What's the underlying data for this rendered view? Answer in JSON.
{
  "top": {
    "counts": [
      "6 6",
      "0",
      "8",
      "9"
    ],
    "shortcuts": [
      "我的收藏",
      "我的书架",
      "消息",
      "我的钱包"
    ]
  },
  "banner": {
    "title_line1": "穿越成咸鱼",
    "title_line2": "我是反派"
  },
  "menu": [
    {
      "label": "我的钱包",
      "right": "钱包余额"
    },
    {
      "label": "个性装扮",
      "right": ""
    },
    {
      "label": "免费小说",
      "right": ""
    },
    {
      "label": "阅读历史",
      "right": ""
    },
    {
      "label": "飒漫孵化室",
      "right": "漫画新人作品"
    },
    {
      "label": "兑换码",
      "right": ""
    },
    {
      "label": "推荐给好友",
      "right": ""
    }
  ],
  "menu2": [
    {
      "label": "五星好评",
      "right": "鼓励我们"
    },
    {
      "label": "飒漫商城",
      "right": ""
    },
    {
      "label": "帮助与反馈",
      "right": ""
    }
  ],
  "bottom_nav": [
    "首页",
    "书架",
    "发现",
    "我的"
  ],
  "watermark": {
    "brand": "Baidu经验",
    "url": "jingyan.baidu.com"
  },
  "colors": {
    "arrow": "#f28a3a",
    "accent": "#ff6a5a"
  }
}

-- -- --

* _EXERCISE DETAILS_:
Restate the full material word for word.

* _EXERCISE OUTPUT_:
What's the underlying data for this rendered view? Answer in JSON.
{
  "top": {
    "counts": [
      "6 6",
      "0",
      "8",
      "9"
    ],
    "shortcuts": [
      "我的收藏",
      "我的书架",
      "消息",
      "我的钱包"
    ]
  },
  "banner": {
    "title_line1": "穿越成咸鱼",
    "title_line2": "我是反派"
  },
  "menu": [
    {
      "label": "我的钱包",
      "right": "钱包余额"
    },
    {
      "label": "个性装扮",
      "right": ""
    },
    {
      "label": "免费小说",
      "right": ""
    },
    {
      "label": "阅读历史",
      "right": ""
    },
    {
      "label": "飒漫孵化室",
      "right": "漫画新人作品"
    },
    {
      "label": "兑换码",
      "right": ""
    },
    {
      "label": "推荐给好友",
      "right": ""
    }
  ],
  "menu2": [
    {
      "label": "五星好评",
      "right": "鼓励我们"
    },
    {
      "label": "飒漫商城",
      "right": ""
    },
    {
      "label": "帮助与反馈",
      "right": ""
    }
  ],
  "bottom_nav": [
    "首页",
    "书架",
    "发现",
    "我的"
  ],
  "watermark": {
    "brand": "Baidu经验",
    "url": "jingyan.baidu.com"
  },
  "colors": {
    "arrow": "#f28a3a",
    "accent": "#ff6a5a"
  }
}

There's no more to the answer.